Fear is a normal part of being human. It’s an evolutionary process as natural to us as eating or sleeping.
Fear has plenty of value from a survival standpoint. When we sense danger, we avoid it, thus keeping ourselves alive. But sometimes, fear manifests itself in a more direct and unhealthy way. When a person’s fear of a particular thing grows out of control, they may experience anxiety, physical discomfort, and extreme emotional distress. When this happens, it’s known as a phobia. And while some phobias make sense from an evolutionary perspective (think fear of snakes, spiders, or heights), others make less sense.
In fact, some phobias sound downright silly when described out loud, but make no mistake: For plenty of people, the following phobias are no laughing matter.
Trypophobia means a fear of small, clustered holes or bumps. Think honeycombs, strawberries, or lotus seed pods. These shapes typically make a trypophobic person feel disgusted or anxious. And while the American Psychological Association doesn’t officially recognize trypophobia in its manual of mental illnesses, there’s no arguing that it’s a real condition.

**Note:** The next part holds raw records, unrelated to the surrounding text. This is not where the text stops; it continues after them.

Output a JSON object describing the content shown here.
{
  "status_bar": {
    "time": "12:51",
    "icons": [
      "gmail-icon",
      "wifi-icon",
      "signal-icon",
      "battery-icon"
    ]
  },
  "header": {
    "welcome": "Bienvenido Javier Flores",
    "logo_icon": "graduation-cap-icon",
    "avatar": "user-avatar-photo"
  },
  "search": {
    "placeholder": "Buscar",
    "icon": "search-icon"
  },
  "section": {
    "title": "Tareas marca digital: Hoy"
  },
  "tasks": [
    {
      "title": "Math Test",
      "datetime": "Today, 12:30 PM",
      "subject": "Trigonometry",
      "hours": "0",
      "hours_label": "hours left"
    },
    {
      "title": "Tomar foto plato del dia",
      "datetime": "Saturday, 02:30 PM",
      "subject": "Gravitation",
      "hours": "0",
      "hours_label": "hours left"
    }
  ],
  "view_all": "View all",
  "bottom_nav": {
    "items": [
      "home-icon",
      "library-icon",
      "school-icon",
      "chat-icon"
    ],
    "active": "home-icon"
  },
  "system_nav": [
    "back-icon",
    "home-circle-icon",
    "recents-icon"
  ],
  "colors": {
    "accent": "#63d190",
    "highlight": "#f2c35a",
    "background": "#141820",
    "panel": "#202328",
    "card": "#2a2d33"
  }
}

What causes this phobia? Well, researchers aren’t exactly sure. Research on the topic shows mixed findings. Some attribute it to a natural extension of our survival processes (believing that we unconsciously associate these shapes with dangerous animals or insects). Others state that it has more to do with the (gross) aesthetics of the object itself.
But regardless of the cause, researchers seem to agree that exposure therapy can be an effective way to manage symptoms.
You thought trypophobia was strange? Consider triskaidekaphobia, the fear of the number 13.
Formed from the Greek roots “treiskaideka” (thirteen) and “phobia” (fear of), this is one of those phobias that really does sound made up. Sure, there’s plenty of superstition surrounding the number 13, much of which dates back hundreds of years with no clearly defined origin. But is this superstition the root cause of this irrational hatred?
Researchers aren’t sure. We all know that the number 13 has a rich history in numerology, but to be defined as a phobia, the object must create significant distress or anxiety in the patient. A mild superstition (worrying about Friday the 13th, for example) won’t cut it. A phobia diagnosis needs to be verified by a medical professional, and for true sufferers of the condition, the problems go way beyond these cultural curiosities.
What does this scary-sounding phobia entail? It’s the fear of getting peanut butter stuck to the roof of your mouth. Seriously!
This is another one of those phobias that people have a hard time believing. What’s so nerve-wracking about getting peanut butter stuck to your mouth?
Well, the thing about phobias is that they aren’t based in reason. The phobia isn’t well understood, but the fact is that people with arachibutyrophobia experience genuine distress when presented with this situation, often resulting in anxiety, increased heart rate, shortness of breath, and even panic attacks.
Researchers believe that this phobia is tied to some type of past trauma, or perhaps unconscious fears about peanut allergies, but no direct causes have been established.
Optophobia is the fear of opening one’s eyes. This is not in a metaphorical sense — those with optophobia literally get anxious about viewing things through their own eyes. Depending on the person and the severity of the condition, this could be fear of viewing a specific thing, a person, or fear of viewing in general.
This is a rare phobia with dire implications for the patient’s quality of life. Those with optophobia may prefer to spend their time in dark spaces and will often get uncomfortable when forced into activity.
Again, researchers believe that this phobia is tied to a specific trauma from the past. It’s common for optophobia suffers to have other conditions too, such as depression or generalized anxiety disorder. Those suffering from optophobia must usually undergo a series of therapeutic treatments to find relief.
There’s a fear for everything
Some fears — fires, guns, hurricanes — are easy to understand. It’s easy for us to empathize with people who are afraid of these types of things. It’s not quite as easy to empathize with someone who refuses to eat the peanut butter sandwich you gave them.
But remember, everyone’s afraid of something. Part of the reason these fears aren’t well understood is because they aren’t taken seriously. Even if the fear sounds irrational to you, it might be a serious concern for another, so put yourself in their shoes before cracking jokes.